Every time we are just reducing the window till the first character in window gets completely removed.So if we keep track of the last index of the first character cant we just move the window forward after that index ????

Why can’t we achieve O(NlogN). Here is what I have tried, could you please check If I am doing something wrong.

1. calculate frequency of unique characters at each index of input string in a array (say unique[n])

obviously this array is Non decreasing sequence of numbers.

2. Now starting from last Index (say j) of input string do the following

a. Do a binary search for from index 0 to j for a match whose difference of unique characters are equal to M.

b. If for some index k the difference in unique characters are same, Continue search for first occurrence of such number in unique array. e.g 1 2 3 3 3 4 and if value at index k is 3 then we should use binary search to find first occurrence of 3 and return substring.
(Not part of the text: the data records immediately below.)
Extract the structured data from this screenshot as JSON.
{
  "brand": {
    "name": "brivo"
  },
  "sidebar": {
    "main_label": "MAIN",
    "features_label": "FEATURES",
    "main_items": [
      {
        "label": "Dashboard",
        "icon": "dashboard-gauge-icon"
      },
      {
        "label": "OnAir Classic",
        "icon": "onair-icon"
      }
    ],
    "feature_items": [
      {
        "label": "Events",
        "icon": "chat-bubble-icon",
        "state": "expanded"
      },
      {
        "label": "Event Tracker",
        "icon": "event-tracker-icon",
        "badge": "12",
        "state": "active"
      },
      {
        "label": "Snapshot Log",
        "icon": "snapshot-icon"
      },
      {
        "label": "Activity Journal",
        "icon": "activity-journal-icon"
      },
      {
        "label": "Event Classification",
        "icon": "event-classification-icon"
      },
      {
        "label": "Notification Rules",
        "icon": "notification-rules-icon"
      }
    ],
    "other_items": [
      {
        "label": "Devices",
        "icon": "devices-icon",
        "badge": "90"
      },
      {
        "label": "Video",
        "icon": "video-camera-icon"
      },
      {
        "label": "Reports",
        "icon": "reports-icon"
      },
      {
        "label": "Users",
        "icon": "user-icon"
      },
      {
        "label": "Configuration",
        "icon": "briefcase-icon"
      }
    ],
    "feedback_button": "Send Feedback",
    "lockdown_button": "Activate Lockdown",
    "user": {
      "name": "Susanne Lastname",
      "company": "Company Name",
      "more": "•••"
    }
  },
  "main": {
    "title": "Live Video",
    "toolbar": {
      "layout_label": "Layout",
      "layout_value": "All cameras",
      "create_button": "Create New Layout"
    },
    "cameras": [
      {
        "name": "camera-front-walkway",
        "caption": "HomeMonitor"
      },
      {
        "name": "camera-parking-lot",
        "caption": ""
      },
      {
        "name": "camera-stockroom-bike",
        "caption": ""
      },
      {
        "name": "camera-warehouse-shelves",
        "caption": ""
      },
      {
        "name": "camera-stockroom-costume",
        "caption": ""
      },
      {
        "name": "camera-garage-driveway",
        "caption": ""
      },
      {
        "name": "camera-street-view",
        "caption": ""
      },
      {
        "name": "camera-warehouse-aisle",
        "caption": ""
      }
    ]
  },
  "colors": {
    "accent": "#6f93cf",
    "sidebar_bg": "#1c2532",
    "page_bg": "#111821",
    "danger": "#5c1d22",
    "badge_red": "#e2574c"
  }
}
I think this algorithm time complexity is O(N logN).

code:

package strings;

import java.io.BufferedReader;

import java.io.InputStreamReader;

public class LongestSubstringWithKCharacters {

public static void main(String[] argv ) throws Exception {

BufferedReader br = new BufferedReader(new InputStreamReader(System.in));

String s = br.readLine();

int m = Integer.parseInt(br.readLine());

char[] sa = s.toCharArray();

int n = sa.length;

int[] unique = new int[n];

unique[0] = 1;

int[] ha = new int[26];

ha[sa[0]-‘a’] = 1;

for(int i = 1; i =0; j– ) {

l = 0;

r = j;

while( l < r ) {

int mid = (l+r)/2;

if(unique[j]-(unique[mid]-1) == m ) {

int l1 = 0, r1= mid;

while( l1 <= r1 ) {

int mid1 = (l1+r1)/2;

if( mid1 == 0 && unique[mid1] == unique[mid]) {

System.out.println(s.substring(mid1, j+1));

return;

}

if(unique[mid1] == unique[mid] && unique[mid1-1] < unique[mid]) {

System.out.println(s.substring(mid1, j+1));

return;

} else if( unique[mid1] m ) {

l = m+1;

} else {

r = m-1;

}

}

}

System.out.println(“not found”);

}

}